Stonehenge, according to North, was "a geometrically ordered monument aligned on the universe of stars, Sun and Moon, and an embodiment of the spiritual forces they represented to most of mankind." North attempts to justify this claim by describing in detail the observing procedures that were very probably used at Stonehenge and at related monuments from as early as the 5th millennium b.c. After the briefest of introductions, the book begins with a 120-page chapter on long barrows, after which it turns to monuments labeled cursus, enclosure, avenue and row, as well as to large chalk figures like the Uffington White Horse. Not until Chapter 9 does North begin to write in a concentrated way about Stonehenge, beginning with a very brief survey of historical work.
North argues that (in addition to other orientations) long barrows on the British Isles are often oriented so that if a person of average height stood in a ditch, such as are often found at the sides of barrows, and looked over the barrow, as an artificial horizon, at right angles to either the near or the far side, then a significant star might be seen rising or setting at that azimuth.

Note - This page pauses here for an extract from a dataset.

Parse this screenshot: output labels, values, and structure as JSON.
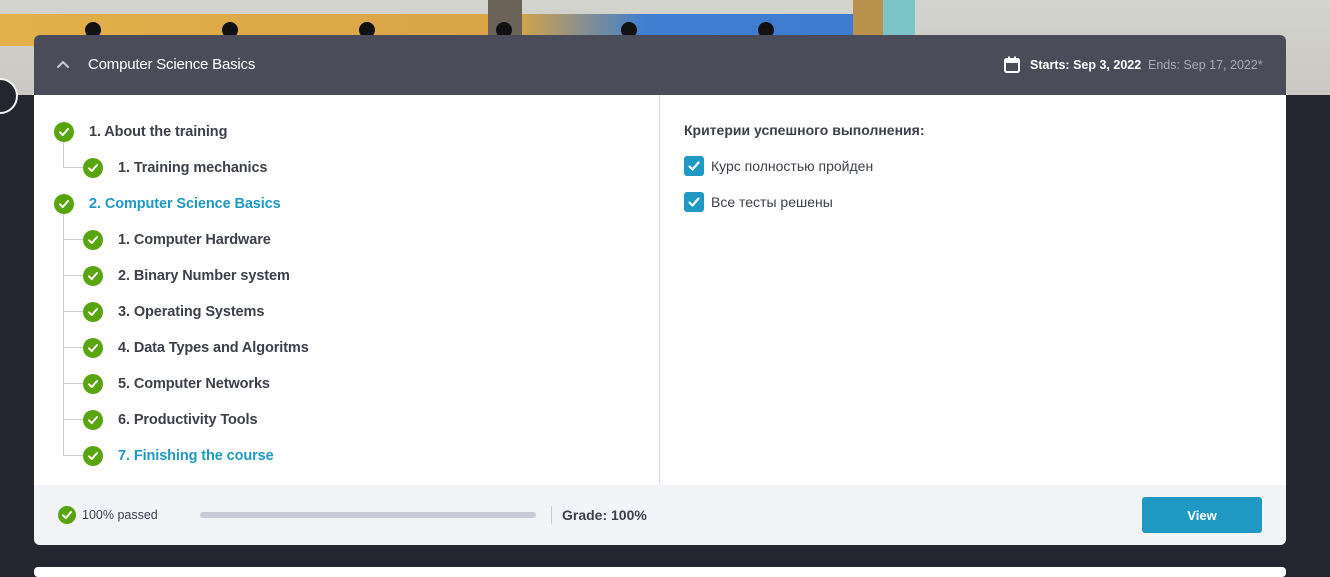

Likewise, North argues, chalk figures, when viewed from designated viewing places, would have indicated significant stars and constellations rising and setting on the horizon. At monuments with circular design, the risings and settings of stars or of the sun and moon were likely framed not only by stones or wooden posts to the right and left, but also by artificial horizons below and by lintels above.
The heavens must have occupied a central place in Neolithic and Bronze Age religions, North concludes, because of the scale of these early monuments constructed to mark astronomical alignments. To construct these astronomical alignments as they did, preliterate societies must have reasoned in a highly logical way. The book closes with appendices explaining radiocarbon dating, giving the astronomical framework, providing tables of variations of directions, helical rising and setting, and so forth—a bare-bones skeleton of the information one would need to check North's arguments (for the most part he does not provide his calculations).
Whether archaeologists will be persuaded has yet to be seen, but North's book deserves and will repay patient study. Archaeoastronomical enthusiasts take heed!—Edith Dudley Sylla, History, North Carolina State University